[Interface dataset entries]
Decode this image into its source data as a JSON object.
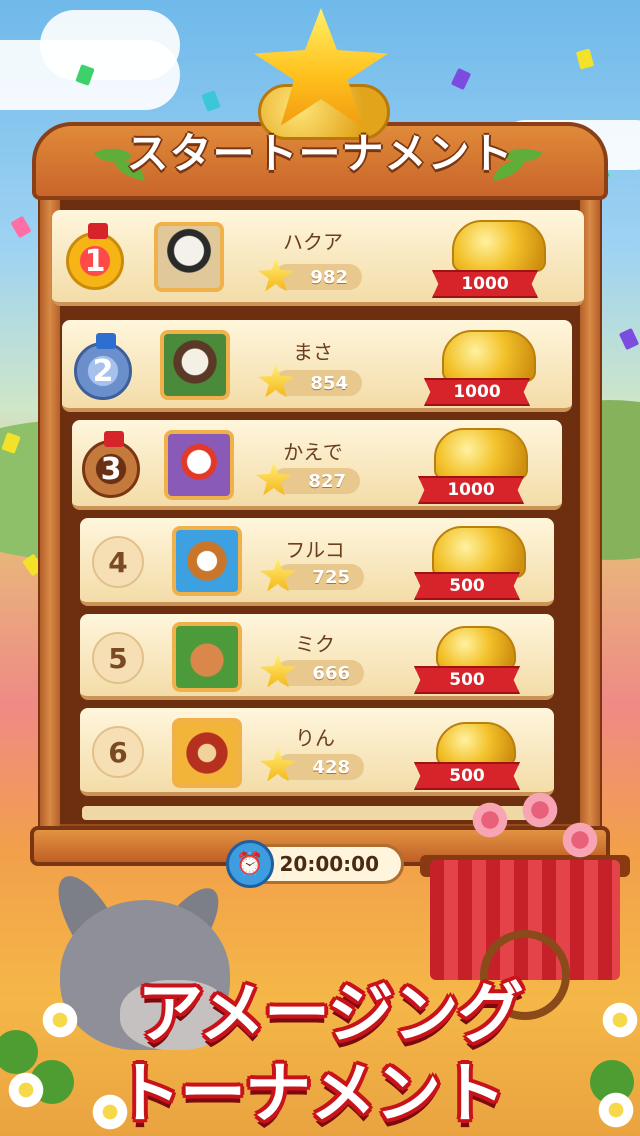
{
  "title": "スタートーナメント",
  "timer": "20:00:00",
  "promo": {
    "line1": "アメージング",
    "line2": "トーナメント"
  },
  "rows": [
    {
      "rank": "1",
      "name": "ハクア",
      "stars": "982",
      "reward": "1000",
      "avatar": "sheep"
    },
    {
      "rank": "2",
      "name": "まさ",
      "stars": "854",
      "reward": "1000",
      "avatar": "cow"
    },
    {
      "rank": "3",
      "name": "かえで",
      "stars": "827",
      "reward": "1000",
      "avatar": "chicken"
    },
    {
      "rank": "4",
      "name": "フルコ",
      "stars": "725",
      "reward": "500",
      "avatar": "dog"
    },
    {
      "rank": "5",
      "name": "ミク",
      "stars": "666",
      "reward": "500",
      "avatar": "kangaroo"
    },
    {
      "rank": "6",
      "name": "りん",
      "stars": "428",
      "reward": "500",
      "avatar": "horse"
    }
  ],
  "colors": {
    "gold": "#f6b515",
    "silver": "#5b86c7",
    "bronze": "#a8582a",
    "ribbon": "#d6242a"
  }
}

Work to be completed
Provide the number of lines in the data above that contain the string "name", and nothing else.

Solved problem
6